    I was fortunate enough to visit Leeds a few years ago (spending much of my time at the castle and not the town). I have to say, I had the BEST Lemon Cake I have ever had in my life at the little cafe in the castle gardens. I even mentioned it in an article I wrote for a travel magazine.

  2. Mrs Woffington

    Hee hee – I will seek some out next time I go; the opera house is pretty good there so I expect to make a return journey…

  3. Anonymous

    I've enjoyed your series on Leeds, Mrs. Woff.
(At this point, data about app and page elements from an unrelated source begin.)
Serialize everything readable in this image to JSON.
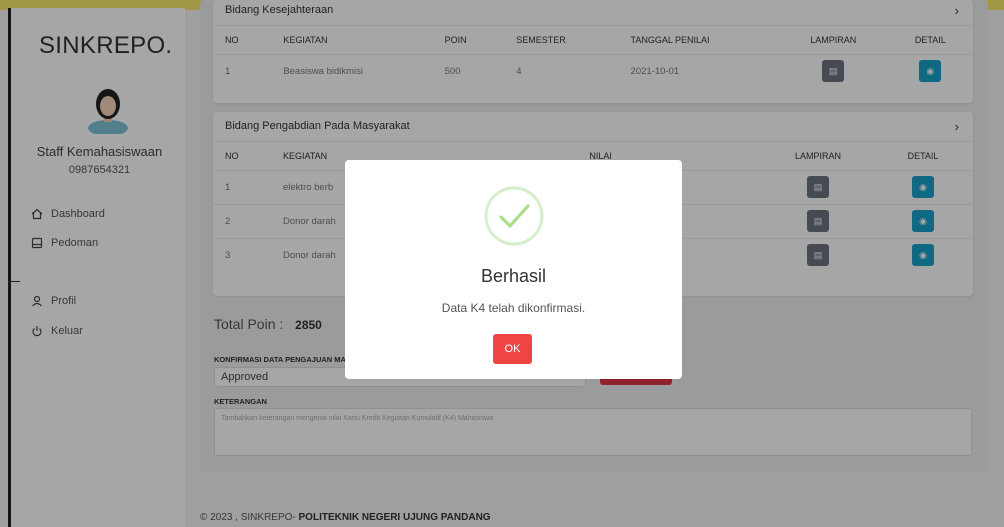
{
  "brand": "SINKREPO.",
  "user": {
    "name": "Staff Kemahasiswaan",
    "phone": "0987654321"
  },
  "nav": [
    {
      "label": "Dashboard",
      "icon": "home-icon"
    },
    {
      "label": "Pedoman",
      "icon": "book-icon"
    },
    {
      "label": "Profil",
      "icon": "user-icon"
    },
    {
      "label": "Keluar",
      "icon": "power-icon"
    }
  ],
  "card1": {
    "title": "Bidang Kesejahteraan",
    "headers": [
      "NO",
      "KEGIATAN",
      "POIN",
      "SEMESTER",
      "TANGGAL PENILAI",
      "LAMPIRAN",
      "DETAIL"
    ],
    "rows": [
      {
        "no": "1",
        "kegiatan": "Beasiswa bidikmisi",
        "poin": "500",
        "semester": "4",
        "tanggal": "2021-10-01"
      }
    ]
  },
  "card2": {
    "title": "Bidang Pengabdian Pada Masyarakat",
    "headers": [
      "NO",
      "KEGIATAN",
      "NILAI",
      "LAMPIRAN",
      "DETAIL"
    ],
    "rows": [
      {
        "no": "1",
        "kegiatan": "elektro berb"
      },
      {
        "no": "2",
        "kegiatan": "Donor darah"
      },
      {
        "no": "3",
        "kegiatan": "Donor darah"
      }
    ]
  },
  "total": {
    "label": "Total Poin :",
    "value": "2850"
  },
  "konfirmasi": {
    "label": "KONFIRMASI DATA PENGAJUAN MA",
    "value": "Approved"
  },
  "keterangan": {
    "label": "KETERANGAN",
    "placeholder": "Tambahkan keterangan mengenai nilai Kartu Kredit Kegiatan Kumulatif (K4) Mahasiswa"
  },
  "footer": {
    "prefix": "© 2023 , SINKREPO- ",
    "org": "POLITEKNIK NEGERI UJUNG PANDANG"
  },
  "modal": {
    "title": "Berhasil",
    "text": "Data K4 telah dikonfirmasi.",
    "ok": "OK"
  },
  "colors": {
    "accent_cyan": "#17a2c8",
    "gray_btn": "#6b7280",
    "red": "#ef4444",
    "success": "#a5dc86"
  }
}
You've managed to track down some intriguing Georgian gems to polish in a city which – I’m afraid – fails to inspire me to further adventures in urban Yorkshire.

  4. Mrs Woffington

    Thanks Anonymous, well it was only my first visit, so I haven't yet got the measure of Leeds, but I did like the whole canal area which was not unlike Brindleyplace in Birmingham.